I went to my first JACS (Jewish Alcoholics, Chemically Dependent Persons, and Significant Others) meeting Sunday evening. I’ve counseled addicts before, I’ve read up on addiction, but I’d never been to a JACS meeting.
I won't discuss the meeting, of course; anonymity is a core principle. But I do want to say one thing about JACS, rabbinic participation and my own participation.
Our shul has been hosting these meetings on a weekly basis for several months, and this is the first time I answered their persistent invitation to join in. I’m glad I did. I’m sorry it took me so long.
I do know why it took me so long: Fear.
It’s not odd or unusual that I was afraid; any rabbi would be afraid:
• Here is a group of people who have their own rituals and language, and who are reputed to be highly sensitive to inappropriate behavior and language.
• Those who don’t know you may not like you. Those who do know you may not be happy you are there.
• You are afraid of being judged for your clothing, your profession, your life. You worry: Will I be rejected?
(Hmmm… sounds a lot like the reasons people are afraid to come into shul, actually.)
• And, of course, I had all sorts of other commitments for the meeting times. We started hosting JACS at the time I started getting involved in launching the Toronto beit midrash, so I’ve been busy with the shul and community here as well as the new venture there… lots of things competing for my time…
(Yes, sounds a lot like the reasons people give for not coming to shul, come to think of it.)
But I went, finally, on what was likely my last Sunday night in Allentown, and I’m glad I did.

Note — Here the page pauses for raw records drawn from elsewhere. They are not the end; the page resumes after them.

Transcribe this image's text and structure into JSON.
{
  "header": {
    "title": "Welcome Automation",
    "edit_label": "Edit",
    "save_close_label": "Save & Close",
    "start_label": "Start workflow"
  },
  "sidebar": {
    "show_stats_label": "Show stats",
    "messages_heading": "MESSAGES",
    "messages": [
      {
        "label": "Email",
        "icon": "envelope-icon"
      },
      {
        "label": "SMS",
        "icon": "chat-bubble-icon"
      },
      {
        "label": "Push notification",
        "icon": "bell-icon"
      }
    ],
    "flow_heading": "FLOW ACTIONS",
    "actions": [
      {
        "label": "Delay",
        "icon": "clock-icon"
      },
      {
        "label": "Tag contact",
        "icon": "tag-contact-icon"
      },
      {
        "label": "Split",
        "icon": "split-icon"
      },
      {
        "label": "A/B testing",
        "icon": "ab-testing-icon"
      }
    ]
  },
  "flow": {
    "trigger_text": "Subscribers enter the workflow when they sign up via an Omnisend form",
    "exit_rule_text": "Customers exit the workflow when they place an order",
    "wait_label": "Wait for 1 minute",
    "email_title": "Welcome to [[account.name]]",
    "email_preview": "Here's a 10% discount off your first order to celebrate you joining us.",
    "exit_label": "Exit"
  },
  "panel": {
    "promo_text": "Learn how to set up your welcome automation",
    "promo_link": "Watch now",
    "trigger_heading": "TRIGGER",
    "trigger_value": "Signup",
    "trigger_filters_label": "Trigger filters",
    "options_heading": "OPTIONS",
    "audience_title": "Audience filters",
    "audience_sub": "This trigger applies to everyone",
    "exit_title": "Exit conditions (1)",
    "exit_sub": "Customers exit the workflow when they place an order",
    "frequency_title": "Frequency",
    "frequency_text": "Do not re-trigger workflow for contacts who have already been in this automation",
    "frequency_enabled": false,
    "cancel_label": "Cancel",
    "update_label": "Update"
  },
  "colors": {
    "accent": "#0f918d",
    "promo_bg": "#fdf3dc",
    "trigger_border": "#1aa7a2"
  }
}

I wouldn’t say it was an earth-shattering experience; I wouldn’t say I was blown away by the experience. I wasn’t. It was moving, yes, and in many ways, but the main thing is that it broke a barrier for me, letting me see that I could participate and not be rejected and survive.
I was stunned afterward to learn that other communities, much larger than ours, don’t have regular JACS meetings. I don’t understand why. But I know that I’ve found another way to serve (one of the first things I did when I got home was to look up the JACS Toronto website), and I hope that other rabbis will soon find it, and broaden their comfort zones, too.
[This week’s Haveil Havalim is here!]